Check each line below for the word "Prachi". Then give only how many lines have it.

(Entries from a dataset of interfaces)

[Start of section]

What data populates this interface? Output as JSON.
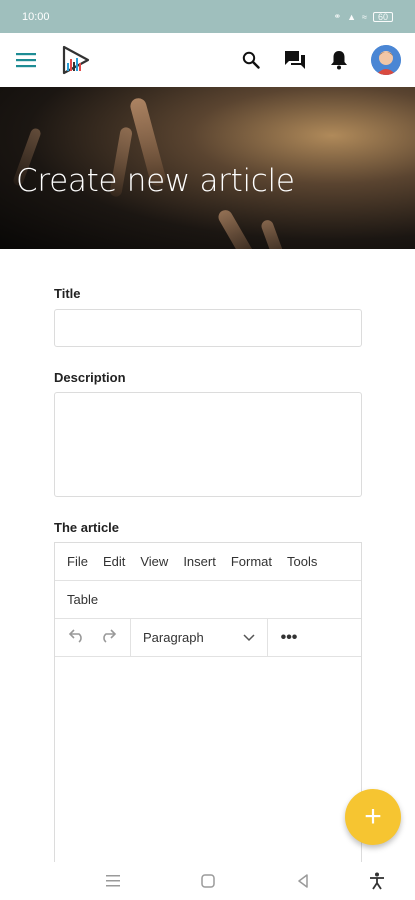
{
  "status_bar": {
    "time": "10:00",
    "battery": "60"
  },
  "app_bar": {
    "menu_icon": "hamburger-menu-icon",
    "logo_icon": "app-logo-icon",
    "search_icon": "search-icon",
    "chat_icon": "chat-icon",
    "notification_icon": "bell-icon",
    "avatar_icon": "user-avatar-icon",
    "accent": "#1e8c94"
  },
  "hero": {
    "title": "Create new article"
  },
  "form": {
    "title_label": "Title",
    "title_value": "",
    "description_label": "Description",
    "description_value": "",
    "article_label": "The article"
  },
  "editor": {
    "menus": [
      "File",
      "Edit",
      "View",
      "Insert",
      "Format",
      "Tools"
    ],
    "menu_row2": "Table",
    "block_format": "Paragraph",
    "undo_icon": "undo-icon",
    "redo_icon": "redo-icon",
    "more_icon": "more-horizontal-icon",
    "content": ""
  },
  "fab": {
    "label": "+",
    "color": "#f6c531"
  },
  "nav_bar": {
    "icons": [
      "recent-apps-icon",
      "home-icon",
      "back-icon",
      "accessibility-icon"
    ]
  }
}
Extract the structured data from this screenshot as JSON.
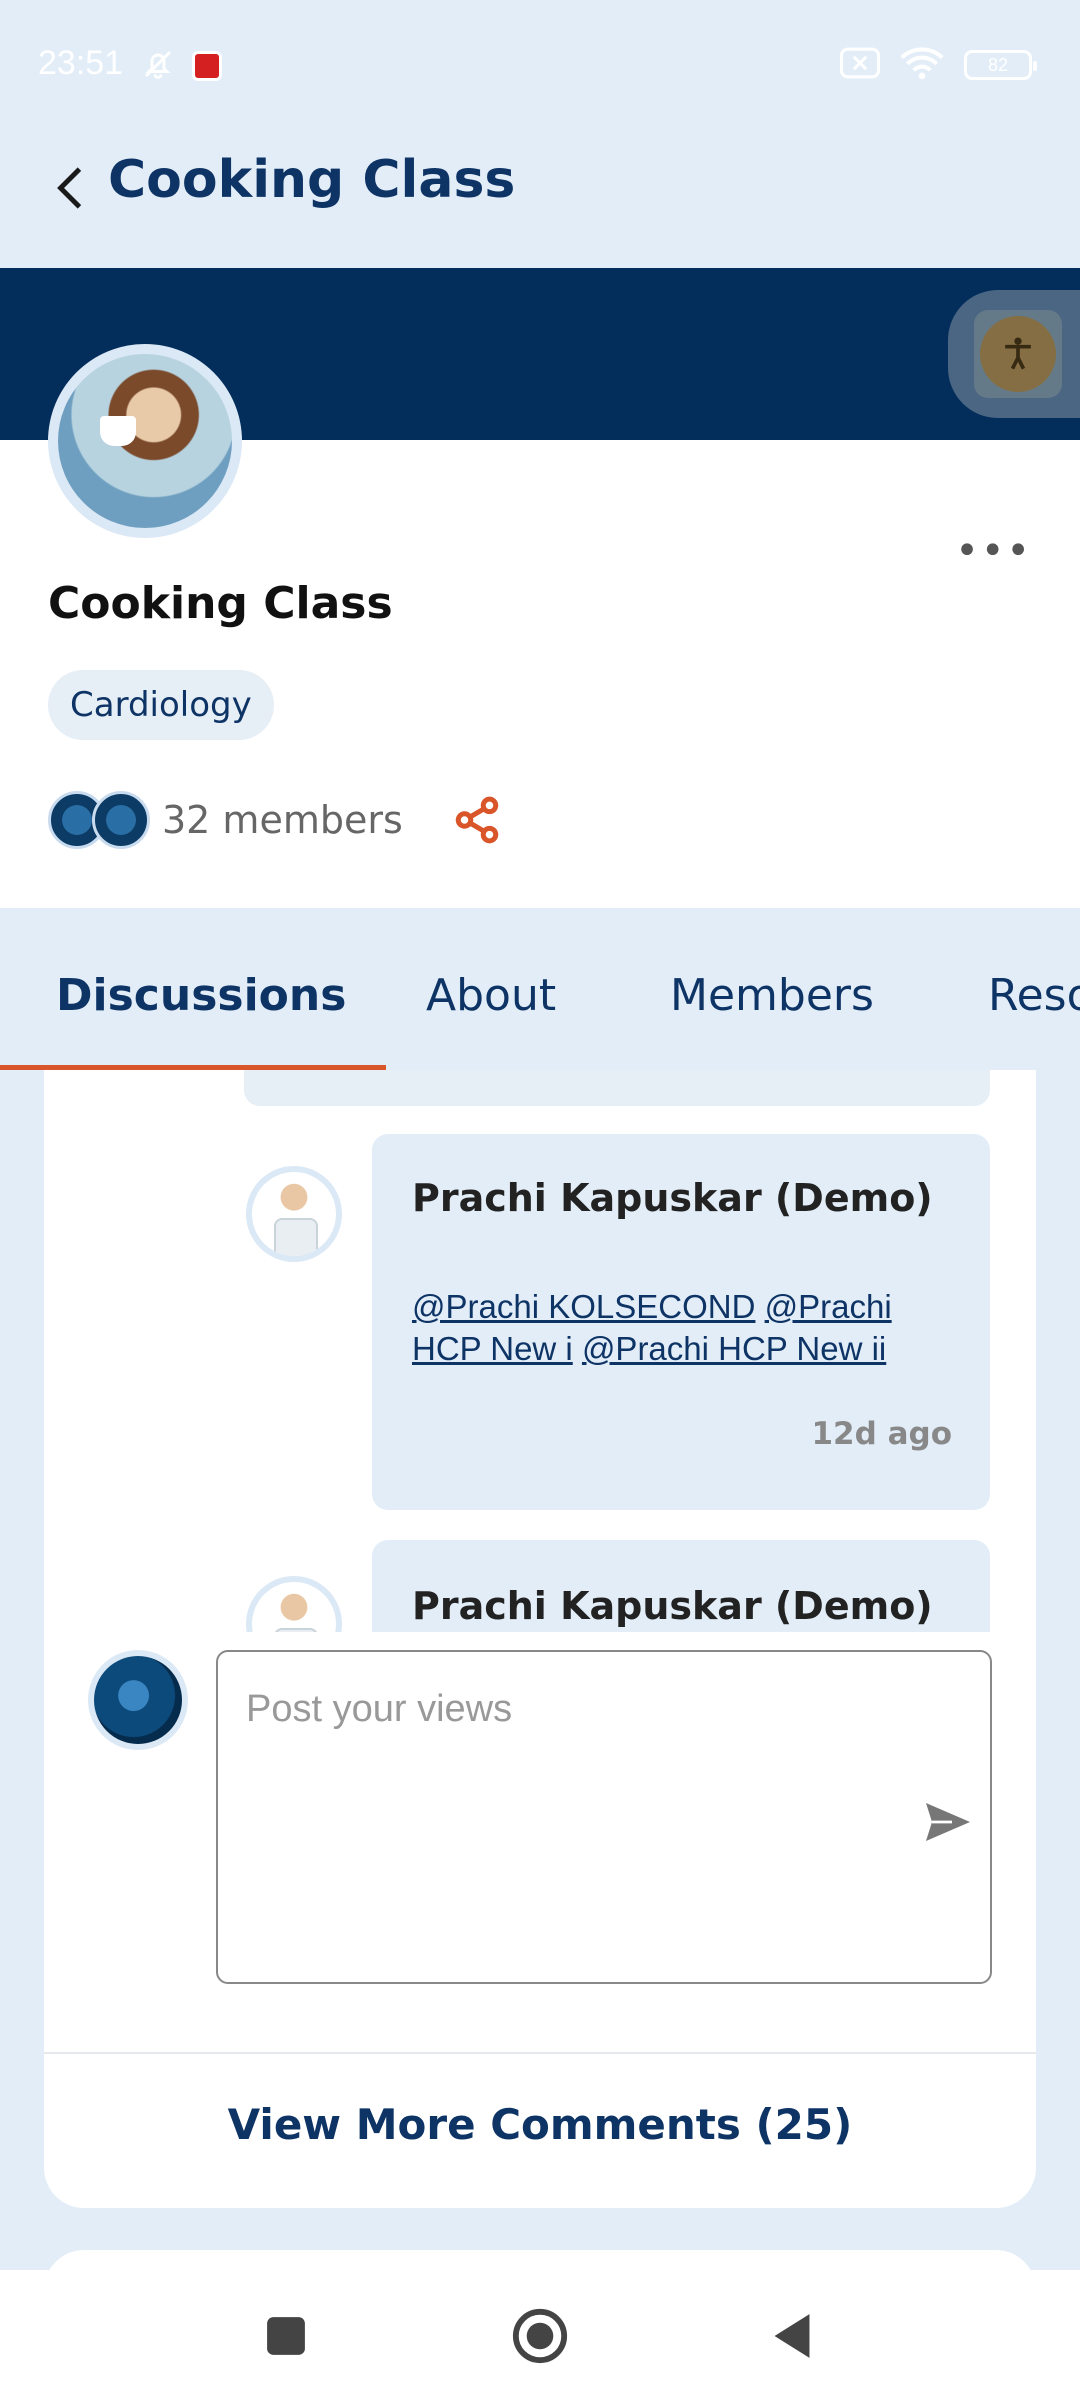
{
  "status_bar": {
    "time": "23:51",
    "battery": "82"
  },
  "header": {
    "title": "Cooking Class"
  },
  "group": {
    "name": "Cooking Class",
    "tag": "Cardiology",
    "members_label": "32 members"
  },
  "tabs": [
    {
      "label": "Discussions",
      "active": true
    },
    {
      "label": "About",
      "active": false
    },
    {
      "label": "Members",
      "active": false
    },
    {
      "label": "Resources",
      "active": false
    }
  ],
  "comments": [
    {
      "author": "Prachi Kapuskar (Demo)",
      "mentions": [
        "@Prachi KOLSECOND",
        "@Prachi HCP New i",
        "@Prachi HCP New ii"
      ],
      "time": "12d ago"
    },
    {
      "author": "Prachi Kapuskar (Demo)"
    }
  ],
  "composer": {
    "placeholder": "Post your views"
  },
  "view_more_label": "View More Comments (25)",
  "colors": {
    "primary": "#0e3466",
    "banner": "#032d5b",
    "accent": "#d9562a",
    "page_bg": "#e2edf8"
  }
}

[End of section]

== PROBLEM SOLUTION ==
5